Who was responsible for the Rockley white horse, why it was cut, and when, remain mysteries. But sadly the horse is long since lost, with the land plowed and the chalk dispersed, and its origin will probably never be known.
Hindhead White Horse
Postcard with the caption Hindhead; The White Horse.
Postmarked 21 August 1923
There was once a white horse near Hindhead in Surrey, on Combe Head. There is a postcard of a white horse with the caption “Hindhead; The White Horse”, posted on 21 August 1923.A different postcard bearing the same photo gives the location as Gibbet Hill, Hindhead.
There was once an article that quoted from a letter that a Mrs Marjorie Gray wrote,saying that the horse was on the common at the top of Bunch Lane at Combe Head and had been designed to be viewed in perspective from Gibbet Hill.
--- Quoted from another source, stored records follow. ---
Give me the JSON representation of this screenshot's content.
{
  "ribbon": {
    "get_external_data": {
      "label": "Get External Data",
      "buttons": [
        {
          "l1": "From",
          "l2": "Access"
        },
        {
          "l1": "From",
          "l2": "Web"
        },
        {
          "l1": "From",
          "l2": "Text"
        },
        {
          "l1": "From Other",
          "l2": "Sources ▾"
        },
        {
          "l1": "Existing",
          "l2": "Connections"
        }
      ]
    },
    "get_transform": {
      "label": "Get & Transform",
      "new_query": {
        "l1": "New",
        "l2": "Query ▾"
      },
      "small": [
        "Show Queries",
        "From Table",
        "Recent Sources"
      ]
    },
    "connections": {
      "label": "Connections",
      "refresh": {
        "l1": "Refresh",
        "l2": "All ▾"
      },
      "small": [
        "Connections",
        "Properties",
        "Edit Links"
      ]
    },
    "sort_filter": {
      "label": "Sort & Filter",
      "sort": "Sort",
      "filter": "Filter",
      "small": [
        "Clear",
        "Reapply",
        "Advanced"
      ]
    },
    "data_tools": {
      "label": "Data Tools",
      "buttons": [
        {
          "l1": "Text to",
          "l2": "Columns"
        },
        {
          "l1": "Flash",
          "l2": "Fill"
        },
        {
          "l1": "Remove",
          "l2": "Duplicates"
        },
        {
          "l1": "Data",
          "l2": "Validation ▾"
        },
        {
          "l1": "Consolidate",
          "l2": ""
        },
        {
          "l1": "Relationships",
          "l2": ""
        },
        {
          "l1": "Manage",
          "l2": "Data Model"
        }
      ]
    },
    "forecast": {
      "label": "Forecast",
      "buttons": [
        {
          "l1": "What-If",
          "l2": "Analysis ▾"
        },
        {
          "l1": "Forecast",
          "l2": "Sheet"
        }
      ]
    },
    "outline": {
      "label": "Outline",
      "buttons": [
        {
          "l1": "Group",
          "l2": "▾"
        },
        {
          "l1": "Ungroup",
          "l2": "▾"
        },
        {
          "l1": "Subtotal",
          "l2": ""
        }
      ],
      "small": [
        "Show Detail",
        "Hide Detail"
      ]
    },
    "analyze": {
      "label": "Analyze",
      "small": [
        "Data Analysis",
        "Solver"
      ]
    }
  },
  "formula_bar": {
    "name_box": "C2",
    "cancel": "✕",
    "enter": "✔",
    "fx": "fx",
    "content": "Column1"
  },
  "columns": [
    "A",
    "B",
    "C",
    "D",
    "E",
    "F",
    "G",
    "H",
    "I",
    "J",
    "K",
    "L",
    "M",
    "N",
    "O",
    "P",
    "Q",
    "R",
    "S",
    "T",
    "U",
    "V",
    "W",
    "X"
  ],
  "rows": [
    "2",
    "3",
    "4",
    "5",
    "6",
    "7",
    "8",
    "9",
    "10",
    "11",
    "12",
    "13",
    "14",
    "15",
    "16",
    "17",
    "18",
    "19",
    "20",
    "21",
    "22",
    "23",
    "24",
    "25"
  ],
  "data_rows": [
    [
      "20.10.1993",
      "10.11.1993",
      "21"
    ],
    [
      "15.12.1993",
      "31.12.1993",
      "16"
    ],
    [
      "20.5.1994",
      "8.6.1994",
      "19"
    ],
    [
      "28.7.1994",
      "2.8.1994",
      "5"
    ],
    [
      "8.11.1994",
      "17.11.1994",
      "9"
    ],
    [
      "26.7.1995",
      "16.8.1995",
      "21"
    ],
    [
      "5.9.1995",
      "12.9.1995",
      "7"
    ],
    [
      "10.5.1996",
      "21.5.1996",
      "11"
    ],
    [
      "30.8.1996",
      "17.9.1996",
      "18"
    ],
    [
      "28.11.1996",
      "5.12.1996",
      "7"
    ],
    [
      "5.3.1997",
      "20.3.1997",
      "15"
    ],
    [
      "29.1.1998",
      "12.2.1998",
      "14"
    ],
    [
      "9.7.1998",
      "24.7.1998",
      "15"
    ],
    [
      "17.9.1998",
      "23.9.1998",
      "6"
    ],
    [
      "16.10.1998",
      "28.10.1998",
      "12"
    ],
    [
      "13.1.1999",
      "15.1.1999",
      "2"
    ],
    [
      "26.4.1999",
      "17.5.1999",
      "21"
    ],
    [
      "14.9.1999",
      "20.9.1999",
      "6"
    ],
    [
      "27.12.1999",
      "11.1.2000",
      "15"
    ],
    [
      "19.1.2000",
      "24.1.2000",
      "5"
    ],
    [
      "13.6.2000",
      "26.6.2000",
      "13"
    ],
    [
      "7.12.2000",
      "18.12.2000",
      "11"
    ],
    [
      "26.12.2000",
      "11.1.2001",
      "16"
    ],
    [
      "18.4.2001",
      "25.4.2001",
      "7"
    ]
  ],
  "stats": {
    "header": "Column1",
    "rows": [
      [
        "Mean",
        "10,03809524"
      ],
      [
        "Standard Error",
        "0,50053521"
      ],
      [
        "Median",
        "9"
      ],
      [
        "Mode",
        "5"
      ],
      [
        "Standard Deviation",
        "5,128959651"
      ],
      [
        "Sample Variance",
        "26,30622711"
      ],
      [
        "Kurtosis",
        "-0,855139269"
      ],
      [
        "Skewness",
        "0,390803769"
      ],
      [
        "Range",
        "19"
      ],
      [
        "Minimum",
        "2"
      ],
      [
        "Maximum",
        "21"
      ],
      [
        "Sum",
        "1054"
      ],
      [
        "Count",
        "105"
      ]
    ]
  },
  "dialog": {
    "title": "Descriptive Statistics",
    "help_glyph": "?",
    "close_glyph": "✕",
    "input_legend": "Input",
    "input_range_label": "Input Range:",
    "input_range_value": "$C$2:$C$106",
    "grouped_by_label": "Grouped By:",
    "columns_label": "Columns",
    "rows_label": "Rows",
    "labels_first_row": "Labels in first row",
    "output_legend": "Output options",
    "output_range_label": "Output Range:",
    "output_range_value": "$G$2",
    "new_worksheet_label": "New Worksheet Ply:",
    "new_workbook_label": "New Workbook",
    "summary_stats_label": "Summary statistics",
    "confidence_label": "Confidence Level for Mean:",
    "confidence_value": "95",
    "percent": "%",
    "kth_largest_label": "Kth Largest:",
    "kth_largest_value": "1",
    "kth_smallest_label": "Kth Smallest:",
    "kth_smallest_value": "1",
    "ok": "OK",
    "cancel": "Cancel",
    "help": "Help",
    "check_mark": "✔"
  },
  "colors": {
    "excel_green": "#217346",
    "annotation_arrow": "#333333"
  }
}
She said that it was designed by her brother-in-law Mr E A Walton, an Edinburgh artist, and was constructed from stones collected on the hillside by her husband, his brother and others. Apparently the stones were painted white. Mrs Gray and her husband returned to live in the Hindhead area in 1927, and found the horse to be in poor condition. They restored it, and kept it in good condition until 1939, but by 1975 the site was covered by pine trees.
Thanks for reading and I hope you learned something new about these magnificent chalk horses!
Huh? What? Well, I will believe that when I see flying Shetlands !